Since 2008, DPP spokesman Curtis Lum said, the department had created 12 requests for investigations based on complaints about “overgrowth and litter on the property, graffiti, and the poor condition of the structure.”
Lum said the department issued five notices of violations in March 2008 and another one in September 2011. When the issues weren’t corrected, the department issued two notices in November 2008 and a second in October 2011.
“A total of $577.50 in fines were paid. All of the violations have been corrected and closed. There are no open investigations as of this date,” Lum said.
Watermark General Manager Michael Baker questioned why the city doesn’t have an open investigation at 1615 Ala Wai given that he and others near the building view it as an eyesore as well as a safety and hygiene hazard.
“At one point, early in my life, this part of Waikiki wasn’t the most desirable community. But I like to think that our building has turned that around, along with the Allure, and made the community much better,” Baker said. “When you walk into our place, it’s like a resort. But that vacant building is all but condemned. We’ve complained, but everyone’s hands seem to be tied.”
Kim Hadden, president of the Watermark Association of Apartment Owners, said she and others living near the vacant building want to see it renovated and brought up to neighborhood standards.
“It truly is a blight on the neighborhood. It’s a fire hazard, and it doesn’t necessarily feel safe for people who are walking by on the street since they don’t know what is inside,” Hadden said. “Our board has complained in the past to various officials with our concerns.”
Brewer recently reached out to Waikiki Neighborhood Board Chairman Bob Finley, who said the building’s complaint history with the city is unacceptable and the fines haven’t been harsh enough. Finley said he has asked the Waikiki Neighborhood Board’s mayor’s representative, Mark Yonamine, to forward this concern to the appropriate city department.
“It is extremely difficult to dictate to a property owner to demo or sell his or her property, and I have no idea if this building site is in a trust or what legal issues are involved,” Finley said. “It would be good if the city could find a way to encourage the owners to take action.”
Finley said he also plans to discuss the building’s condition with City Council member Tommy Waters (D, Waikiki) this week. Finley said he’ll suggest that Waters explore a suggestion from Waikiki Neighborhood Board member Jeff Merz to consider passing laws to place higher tax rates on vacant buildings.
Merz, an urban planner, said Belltown, a neighborhood in Seattle, successfully encouraged gentrification and redevelopment when it levied higher taxes on unoccupied properties.
“When faced with higher taxes, people who were land banking in the Belltown were more apt to sell, renovate or build — this way the city encouraged urban infill rather than sprawl,” Merz said.
Brewer said he’s hopeful that Bill 7, which Mayor Kirk Caldwell signed into law in May, could spur redevelopment of the parcel into affordable walk-up apartments. The bill creates a five-year pilot program that allows developers of small, affordable apartment buildings on lots of 20,000 square feet or less higher density and smaller setbacks under certain conditions.

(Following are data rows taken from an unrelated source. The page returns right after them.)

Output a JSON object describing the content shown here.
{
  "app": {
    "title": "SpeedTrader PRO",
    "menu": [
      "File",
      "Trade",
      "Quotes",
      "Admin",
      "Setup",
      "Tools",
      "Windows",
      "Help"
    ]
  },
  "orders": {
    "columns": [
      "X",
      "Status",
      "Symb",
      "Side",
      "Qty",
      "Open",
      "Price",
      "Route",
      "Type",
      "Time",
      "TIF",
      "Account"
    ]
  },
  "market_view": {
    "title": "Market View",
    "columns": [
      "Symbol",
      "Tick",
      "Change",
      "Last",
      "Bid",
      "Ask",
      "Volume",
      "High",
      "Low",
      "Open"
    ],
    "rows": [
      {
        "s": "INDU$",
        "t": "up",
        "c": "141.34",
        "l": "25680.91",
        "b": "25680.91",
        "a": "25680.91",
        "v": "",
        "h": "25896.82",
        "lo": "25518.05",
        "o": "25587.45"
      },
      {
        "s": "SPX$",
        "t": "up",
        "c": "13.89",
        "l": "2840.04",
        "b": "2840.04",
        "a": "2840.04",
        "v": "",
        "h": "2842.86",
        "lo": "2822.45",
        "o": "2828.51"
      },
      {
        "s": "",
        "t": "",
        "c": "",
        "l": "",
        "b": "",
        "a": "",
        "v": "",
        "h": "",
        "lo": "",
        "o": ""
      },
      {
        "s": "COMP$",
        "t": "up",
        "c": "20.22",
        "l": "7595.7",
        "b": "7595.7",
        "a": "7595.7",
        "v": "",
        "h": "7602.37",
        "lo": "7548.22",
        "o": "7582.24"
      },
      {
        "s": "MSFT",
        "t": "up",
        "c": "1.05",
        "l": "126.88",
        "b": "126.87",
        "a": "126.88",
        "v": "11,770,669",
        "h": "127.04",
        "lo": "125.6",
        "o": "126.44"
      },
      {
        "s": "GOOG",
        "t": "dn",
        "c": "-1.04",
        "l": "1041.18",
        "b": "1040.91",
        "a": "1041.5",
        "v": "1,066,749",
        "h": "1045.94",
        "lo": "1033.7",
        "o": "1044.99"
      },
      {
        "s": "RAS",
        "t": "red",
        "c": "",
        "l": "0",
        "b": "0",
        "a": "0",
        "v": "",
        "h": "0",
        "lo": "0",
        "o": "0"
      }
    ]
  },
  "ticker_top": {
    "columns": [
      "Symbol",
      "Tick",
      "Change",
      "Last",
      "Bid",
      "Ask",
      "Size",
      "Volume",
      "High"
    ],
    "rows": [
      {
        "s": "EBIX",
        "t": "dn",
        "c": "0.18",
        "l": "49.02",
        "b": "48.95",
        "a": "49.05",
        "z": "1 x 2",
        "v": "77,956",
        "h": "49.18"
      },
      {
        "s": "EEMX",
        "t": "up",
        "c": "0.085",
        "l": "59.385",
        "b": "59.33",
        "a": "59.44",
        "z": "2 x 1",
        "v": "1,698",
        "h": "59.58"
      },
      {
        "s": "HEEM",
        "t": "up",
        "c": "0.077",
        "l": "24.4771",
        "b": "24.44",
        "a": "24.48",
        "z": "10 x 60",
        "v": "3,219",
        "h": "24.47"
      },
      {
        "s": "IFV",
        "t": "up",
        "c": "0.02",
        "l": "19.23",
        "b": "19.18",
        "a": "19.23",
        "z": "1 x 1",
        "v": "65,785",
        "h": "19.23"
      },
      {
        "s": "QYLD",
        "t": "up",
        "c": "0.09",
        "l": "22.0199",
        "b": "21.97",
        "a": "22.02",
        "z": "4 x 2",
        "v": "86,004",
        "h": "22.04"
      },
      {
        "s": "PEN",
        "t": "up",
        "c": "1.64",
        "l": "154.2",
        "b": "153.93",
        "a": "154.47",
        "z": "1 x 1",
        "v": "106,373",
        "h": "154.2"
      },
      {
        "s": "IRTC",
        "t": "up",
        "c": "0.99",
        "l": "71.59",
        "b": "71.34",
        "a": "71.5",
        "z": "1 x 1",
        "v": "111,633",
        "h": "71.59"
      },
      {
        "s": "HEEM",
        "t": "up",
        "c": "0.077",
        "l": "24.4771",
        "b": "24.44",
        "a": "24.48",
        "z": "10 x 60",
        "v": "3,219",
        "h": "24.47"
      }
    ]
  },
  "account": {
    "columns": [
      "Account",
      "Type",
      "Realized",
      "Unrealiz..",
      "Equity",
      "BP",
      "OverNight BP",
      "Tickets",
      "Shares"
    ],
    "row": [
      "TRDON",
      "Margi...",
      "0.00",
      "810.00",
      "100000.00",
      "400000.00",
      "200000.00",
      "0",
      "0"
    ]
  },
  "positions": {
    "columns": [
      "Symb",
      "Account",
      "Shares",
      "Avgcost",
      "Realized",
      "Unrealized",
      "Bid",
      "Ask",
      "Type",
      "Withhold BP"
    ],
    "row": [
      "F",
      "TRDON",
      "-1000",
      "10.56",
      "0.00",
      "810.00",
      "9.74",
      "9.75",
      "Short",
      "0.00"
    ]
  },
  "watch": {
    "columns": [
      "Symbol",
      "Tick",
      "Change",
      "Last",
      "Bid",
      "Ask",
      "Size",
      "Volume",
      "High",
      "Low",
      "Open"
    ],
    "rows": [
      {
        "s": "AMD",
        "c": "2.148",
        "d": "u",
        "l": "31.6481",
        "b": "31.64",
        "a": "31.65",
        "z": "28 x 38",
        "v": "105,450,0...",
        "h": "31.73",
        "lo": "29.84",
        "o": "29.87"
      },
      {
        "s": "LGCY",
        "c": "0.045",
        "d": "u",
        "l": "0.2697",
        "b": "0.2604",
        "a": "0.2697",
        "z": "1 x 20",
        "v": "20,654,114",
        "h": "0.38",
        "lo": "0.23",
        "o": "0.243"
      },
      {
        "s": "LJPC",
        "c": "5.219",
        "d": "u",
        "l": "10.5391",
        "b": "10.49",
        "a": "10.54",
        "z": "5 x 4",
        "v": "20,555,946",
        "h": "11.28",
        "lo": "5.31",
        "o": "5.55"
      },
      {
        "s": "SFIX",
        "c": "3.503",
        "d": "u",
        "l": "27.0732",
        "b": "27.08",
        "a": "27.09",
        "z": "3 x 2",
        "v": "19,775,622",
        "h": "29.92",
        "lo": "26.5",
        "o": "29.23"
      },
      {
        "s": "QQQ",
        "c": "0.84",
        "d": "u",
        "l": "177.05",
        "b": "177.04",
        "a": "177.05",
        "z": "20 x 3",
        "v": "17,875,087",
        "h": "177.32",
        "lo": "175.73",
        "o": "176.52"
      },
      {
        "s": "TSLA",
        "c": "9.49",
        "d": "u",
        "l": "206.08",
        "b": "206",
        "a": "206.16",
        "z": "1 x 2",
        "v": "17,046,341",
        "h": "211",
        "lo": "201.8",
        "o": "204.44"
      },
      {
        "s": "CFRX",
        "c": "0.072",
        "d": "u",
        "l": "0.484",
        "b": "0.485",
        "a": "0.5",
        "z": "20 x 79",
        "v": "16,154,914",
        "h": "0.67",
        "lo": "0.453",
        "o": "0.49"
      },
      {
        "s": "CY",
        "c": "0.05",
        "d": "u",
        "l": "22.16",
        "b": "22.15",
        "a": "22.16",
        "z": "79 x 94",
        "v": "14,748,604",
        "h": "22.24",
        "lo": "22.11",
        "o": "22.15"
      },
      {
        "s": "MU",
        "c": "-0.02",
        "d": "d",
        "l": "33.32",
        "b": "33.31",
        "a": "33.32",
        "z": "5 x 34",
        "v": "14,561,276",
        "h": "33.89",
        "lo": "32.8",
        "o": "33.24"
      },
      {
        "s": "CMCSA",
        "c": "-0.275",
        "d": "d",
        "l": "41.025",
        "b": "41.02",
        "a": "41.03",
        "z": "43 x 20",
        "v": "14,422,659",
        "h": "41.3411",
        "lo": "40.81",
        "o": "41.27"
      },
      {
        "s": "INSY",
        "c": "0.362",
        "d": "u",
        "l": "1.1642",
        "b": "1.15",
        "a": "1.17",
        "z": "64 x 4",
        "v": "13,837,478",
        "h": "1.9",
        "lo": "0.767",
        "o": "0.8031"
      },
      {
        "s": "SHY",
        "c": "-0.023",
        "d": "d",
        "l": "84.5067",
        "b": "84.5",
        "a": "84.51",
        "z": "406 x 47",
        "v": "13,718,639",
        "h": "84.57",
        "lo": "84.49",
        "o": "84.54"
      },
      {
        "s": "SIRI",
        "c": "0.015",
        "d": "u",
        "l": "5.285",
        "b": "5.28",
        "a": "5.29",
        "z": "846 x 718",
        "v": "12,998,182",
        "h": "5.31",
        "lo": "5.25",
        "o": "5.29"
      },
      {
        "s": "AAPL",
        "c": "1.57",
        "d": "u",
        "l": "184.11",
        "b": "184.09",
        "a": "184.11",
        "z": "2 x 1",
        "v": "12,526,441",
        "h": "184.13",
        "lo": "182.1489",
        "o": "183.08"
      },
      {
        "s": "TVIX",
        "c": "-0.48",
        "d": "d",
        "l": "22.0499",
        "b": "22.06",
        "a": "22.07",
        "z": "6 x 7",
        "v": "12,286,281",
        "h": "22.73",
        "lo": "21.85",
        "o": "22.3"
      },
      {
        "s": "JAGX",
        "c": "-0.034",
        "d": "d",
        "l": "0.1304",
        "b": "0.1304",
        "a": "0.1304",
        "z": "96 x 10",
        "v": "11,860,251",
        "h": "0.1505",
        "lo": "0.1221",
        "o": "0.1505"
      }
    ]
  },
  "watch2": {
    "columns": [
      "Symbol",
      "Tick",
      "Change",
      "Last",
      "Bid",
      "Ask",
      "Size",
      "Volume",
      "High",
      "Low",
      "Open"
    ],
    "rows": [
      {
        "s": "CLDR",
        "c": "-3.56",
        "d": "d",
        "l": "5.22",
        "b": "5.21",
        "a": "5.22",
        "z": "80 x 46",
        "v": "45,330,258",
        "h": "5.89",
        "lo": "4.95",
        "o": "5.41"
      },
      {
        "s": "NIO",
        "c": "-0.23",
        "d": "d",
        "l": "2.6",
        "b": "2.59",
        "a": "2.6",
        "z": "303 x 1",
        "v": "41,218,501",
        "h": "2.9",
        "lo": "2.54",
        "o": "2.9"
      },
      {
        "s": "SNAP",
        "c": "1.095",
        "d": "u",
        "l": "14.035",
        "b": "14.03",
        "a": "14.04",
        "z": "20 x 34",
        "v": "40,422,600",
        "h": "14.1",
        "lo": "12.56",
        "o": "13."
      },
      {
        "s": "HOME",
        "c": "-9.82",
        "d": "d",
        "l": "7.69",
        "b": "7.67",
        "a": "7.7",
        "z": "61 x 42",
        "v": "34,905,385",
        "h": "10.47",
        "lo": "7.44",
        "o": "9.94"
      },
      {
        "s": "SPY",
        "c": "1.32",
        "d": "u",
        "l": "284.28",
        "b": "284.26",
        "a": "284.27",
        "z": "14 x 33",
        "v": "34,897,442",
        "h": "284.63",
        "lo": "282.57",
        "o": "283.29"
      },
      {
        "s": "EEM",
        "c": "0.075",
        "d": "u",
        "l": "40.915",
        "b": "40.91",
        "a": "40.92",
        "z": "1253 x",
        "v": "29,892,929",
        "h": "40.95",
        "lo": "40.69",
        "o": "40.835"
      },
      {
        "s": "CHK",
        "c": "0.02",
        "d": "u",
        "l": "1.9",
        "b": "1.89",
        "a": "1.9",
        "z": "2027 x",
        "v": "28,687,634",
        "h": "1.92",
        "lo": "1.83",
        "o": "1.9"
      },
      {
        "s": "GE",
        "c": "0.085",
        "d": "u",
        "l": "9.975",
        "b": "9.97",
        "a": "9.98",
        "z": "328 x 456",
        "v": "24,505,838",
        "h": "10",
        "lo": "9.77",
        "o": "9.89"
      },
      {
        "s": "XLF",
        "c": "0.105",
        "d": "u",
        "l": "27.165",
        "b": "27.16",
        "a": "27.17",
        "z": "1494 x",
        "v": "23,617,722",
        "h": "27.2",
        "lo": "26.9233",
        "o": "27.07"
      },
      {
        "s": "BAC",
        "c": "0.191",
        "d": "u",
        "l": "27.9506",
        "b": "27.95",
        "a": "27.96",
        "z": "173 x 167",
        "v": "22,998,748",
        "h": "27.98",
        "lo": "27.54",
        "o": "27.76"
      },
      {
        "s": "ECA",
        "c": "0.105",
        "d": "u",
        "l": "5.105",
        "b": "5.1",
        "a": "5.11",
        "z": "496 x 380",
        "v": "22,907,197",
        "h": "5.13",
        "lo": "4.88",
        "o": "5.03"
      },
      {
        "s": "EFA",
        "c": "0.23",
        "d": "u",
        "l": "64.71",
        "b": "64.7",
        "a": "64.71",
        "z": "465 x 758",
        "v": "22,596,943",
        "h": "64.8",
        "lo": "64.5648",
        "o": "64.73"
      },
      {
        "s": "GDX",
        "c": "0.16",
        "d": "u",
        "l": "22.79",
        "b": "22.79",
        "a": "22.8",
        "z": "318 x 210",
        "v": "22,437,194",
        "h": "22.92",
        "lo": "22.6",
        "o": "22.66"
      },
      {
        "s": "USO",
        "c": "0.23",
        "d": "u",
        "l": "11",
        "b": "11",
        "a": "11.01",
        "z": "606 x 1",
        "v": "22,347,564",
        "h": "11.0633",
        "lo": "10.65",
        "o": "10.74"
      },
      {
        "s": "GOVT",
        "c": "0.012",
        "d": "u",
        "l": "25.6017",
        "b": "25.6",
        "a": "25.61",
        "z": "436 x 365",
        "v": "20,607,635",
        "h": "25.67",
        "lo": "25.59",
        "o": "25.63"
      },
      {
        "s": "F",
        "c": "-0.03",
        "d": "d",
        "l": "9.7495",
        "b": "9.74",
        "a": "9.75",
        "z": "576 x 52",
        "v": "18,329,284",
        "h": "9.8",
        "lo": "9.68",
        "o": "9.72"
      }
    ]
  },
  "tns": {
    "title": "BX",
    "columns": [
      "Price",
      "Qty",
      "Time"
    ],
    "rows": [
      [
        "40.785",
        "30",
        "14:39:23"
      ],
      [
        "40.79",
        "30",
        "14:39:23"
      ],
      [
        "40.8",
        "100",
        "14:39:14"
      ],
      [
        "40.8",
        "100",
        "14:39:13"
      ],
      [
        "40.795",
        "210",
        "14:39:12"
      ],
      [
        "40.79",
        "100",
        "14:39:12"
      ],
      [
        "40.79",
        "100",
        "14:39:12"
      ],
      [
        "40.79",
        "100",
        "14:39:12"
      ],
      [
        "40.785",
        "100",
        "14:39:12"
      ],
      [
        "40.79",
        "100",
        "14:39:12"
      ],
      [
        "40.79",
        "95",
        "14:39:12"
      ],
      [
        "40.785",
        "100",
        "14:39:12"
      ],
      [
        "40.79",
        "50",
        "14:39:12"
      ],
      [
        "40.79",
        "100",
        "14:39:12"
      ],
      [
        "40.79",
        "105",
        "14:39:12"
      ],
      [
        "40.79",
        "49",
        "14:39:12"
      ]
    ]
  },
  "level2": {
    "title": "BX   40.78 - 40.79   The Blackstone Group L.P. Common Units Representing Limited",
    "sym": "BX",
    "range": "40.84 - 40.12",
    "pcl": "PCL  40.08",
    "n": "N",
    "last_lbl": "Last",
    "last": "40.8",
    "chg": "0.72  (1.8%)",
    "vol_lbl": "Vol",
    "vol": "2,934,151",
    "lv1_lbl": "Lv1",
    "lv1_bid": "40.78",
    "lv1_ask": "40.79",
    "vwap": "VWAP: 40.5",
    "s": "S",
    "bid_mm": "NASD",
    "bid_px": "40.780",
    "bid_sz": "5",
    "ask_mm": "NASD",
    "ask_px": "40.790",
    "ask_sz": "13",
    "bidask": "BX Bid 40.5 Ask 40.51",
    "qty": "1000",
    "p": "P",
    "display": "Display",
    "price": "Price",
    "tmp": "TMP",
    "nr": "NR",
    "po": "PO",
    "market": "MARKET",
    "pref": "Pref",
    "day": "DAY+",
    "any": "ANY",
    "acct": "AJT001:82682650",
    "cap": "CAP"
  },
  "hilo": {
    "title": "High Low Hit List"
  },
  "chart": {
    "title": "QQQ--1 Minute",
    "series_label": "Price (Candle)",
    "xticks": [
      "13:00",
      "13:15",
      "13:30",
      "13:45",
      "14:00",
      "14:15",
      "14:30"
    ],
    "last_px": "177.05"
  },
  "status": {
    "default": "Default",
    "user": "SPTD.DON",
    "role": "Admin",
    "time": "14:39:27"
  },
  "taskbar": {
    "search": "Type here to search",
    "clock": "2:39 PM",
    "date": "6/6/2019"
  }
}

He’d also like the city to consider taking a chapter from Detroit’s program for dealing with abandoned and vacant buildings, which requires owners to register vacant buddings that have been empty for 30 days and then enforces strict upkeep requirements.
Detroit’s program also comes with the “legal right to tag a building that is not adequately maintained as ‘dangerous’ and have it demolished — without getting permission from the owner,” Brewer said.
While some favor implementing legislative solutions, Hadden said that might prove cumbersome, and she wants relief now.
Before creating new laws, Hadden said she’d like officials to “make every effort to enforce existing codes and laws.”